Mexico where additional studies are
taking place.
Other material culture studies focus
on the methodological implications
of typologies and seek alternative
approaches to understanding
material culture variation.
2011 Where the Earth and Sky are Sewn Together:
Sobaípuri-O’odham Contexts of Contact and Colonialism.

University of Utah Press, Salt Lake City.
(Cover Drawn and Copyrighted by Scott Seibel,
Artist/Illustrator of Scott Seibel Studios)
2012 From the Land of Ever Winter to the American Southwest:
Athapaskan Migrations, Mobility, and Ethnogenesis
Edited By Deni J. Seymour
University of Utah Press, Salt Lake City.
Authors include the most
knowledgeable scholars with
the most current new data
and perspectves on these

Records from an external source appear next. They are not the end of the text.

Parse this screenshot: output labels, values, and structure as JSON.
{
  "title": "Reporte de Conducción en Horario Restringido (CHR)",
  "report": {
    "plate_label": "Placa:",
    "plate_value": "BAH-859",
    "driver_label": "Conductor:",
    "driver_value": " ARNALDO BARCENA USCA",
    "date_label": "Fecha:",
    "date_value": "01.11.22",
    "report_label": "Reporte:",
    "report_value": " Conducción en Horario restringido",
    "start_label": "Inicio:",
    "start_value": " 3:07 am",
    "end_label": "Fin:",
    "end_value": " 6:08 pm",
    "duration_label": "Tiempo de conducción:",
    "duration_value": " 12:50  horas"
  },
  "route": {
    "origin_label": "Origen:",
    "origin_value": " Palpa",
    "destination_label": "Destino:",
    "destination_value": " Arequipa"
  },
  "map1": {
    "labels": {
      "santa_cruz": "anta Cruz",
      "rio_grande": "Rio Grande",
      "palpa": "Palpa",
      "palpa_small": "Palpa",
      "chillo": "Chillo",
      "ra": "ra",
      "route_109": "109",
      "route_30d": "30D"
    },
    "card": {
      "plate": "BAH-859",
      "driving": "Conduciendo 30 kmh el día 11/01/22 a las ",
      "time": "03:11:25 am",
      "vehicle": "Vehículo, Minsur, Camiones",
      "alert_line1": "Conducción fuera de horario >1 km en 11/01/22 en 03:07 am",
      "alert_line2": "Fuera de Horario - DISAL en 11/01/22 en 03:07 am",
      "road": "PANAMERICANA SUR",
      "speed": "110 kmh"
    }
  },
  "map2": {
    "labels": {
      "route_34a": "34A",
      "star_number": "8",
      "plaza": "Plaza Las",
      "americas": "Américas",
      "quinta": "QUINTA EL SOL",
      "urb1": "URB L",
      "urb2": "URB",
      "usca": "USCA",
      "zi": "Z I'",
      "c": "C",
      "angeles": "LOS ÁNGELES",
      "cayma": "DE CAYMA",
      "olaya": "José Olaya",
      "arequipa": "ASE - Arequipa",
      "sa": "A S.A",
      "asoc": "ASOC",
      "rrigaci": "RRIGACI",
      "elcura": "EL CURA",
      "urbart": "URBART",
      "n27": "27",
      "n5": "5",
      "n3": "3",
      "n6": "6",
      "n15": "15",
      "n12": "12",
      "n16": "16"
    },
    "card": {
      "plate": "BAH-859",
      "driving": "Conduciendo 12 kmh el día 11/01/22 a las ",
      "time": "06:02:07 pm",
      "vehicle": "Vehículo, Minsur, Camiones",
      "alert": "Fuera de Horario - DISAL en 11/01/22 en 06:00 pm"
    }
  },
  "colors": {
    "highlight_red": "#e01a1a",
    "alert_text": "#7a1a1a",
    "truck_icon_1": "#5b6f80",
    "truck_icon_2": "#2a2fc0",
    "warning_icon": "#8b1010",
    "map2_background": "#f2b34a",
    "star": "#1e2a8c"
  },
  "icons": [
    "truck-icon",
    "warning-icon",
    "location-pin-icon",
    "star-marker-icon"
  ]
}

David Brugge, Robert
Brunswig, Roy Carlson, David
Willem J. de Reuse, Doug
Dykeman, Claire R. Farrer,
Kevin Gilmore, Bryan C.
Gordon. David V. Hill, David
Hughes, Sean Larmore, Marty
Magne, Ripan Malhi, Keren
Rice, Paul Roebuck, Deni
Seymour, Dale Walde,
Anthony Webster
Book Description: This book is the only modern in-depth archaeological
account of the people Father Kino encountered in southern Arizona. Using
archaeological, documentary, and ethnographic data resulting from over 25
years of research Dr Seymour provides an entirely new perspective on the
Sobaipuri-O'odham, exposing many common fallacies presented by use of the
historic record alone. Content also has relevance to method and theory in
historical archaeology.
2014 A Fateful Day in 1698:
Archaeological Insights into the Remarkable Sobaipuri-O'odham
Victory Over the Apache and their Allies.

University of Utah Press, Salt Lake City.
To Die between the Mountains:
The Ethics of Reporting O'odham Warfare
Book manuscript
REVIEW: Southwest Books of the Year, Notable mention:

If we had a category for top archaeological book, Deni Seymour would take
my vote this year. Where Earth and Sky Are Sewn Together is a seminal,
ground-breaking analysis of those O’odham who once lived in the vicinity of
Tucson and were a major community when the first Spaniards arrived. The
Sobaipuri O’odham may be the most interesting and important Arizona tribe
you’ve never heard of. Their identity and history have long puzzled
archaeologists and historians, and from her life-long research, Seymour
offers many answers in this well-reasoned, strongly documented book that
even avid non-professionals can enjoy. [Bill Broyles]
2016 Fierce and Indomitable:
The Protohistoric Non-Pueblo World in the American Southwest
Edited Volume. University of Utah Press, Salt Lake City.
Remembering Those Who've Lost Their Songs: A
Collaborative Perspective on Heritage and Identity
at San Xavier del Bac
. Book Manuscript.
(Deni Seymour, Tony Burrell, and David Tenario)
2012 Pasaron Por Aquí (They Passed By Here):
Cultural and Archaeological Treasures of Otero
Mesa, Otero County, New Mexico.
Authors: Patrick Beckett, James Copeland, Doug Craig, David V. Hill, Mark E. Harlan, Meade F. Kemrer,
Alexander Kurota, Curtis Martin, Chris Loendorf, James Moore, Peter Pilles, Heidi Roberts, Oscar Rodriguez,
Deni J. Seymour, John D. Speth, Robert J. Stokes, Joanne C. Tactikos, David Hurst Thomas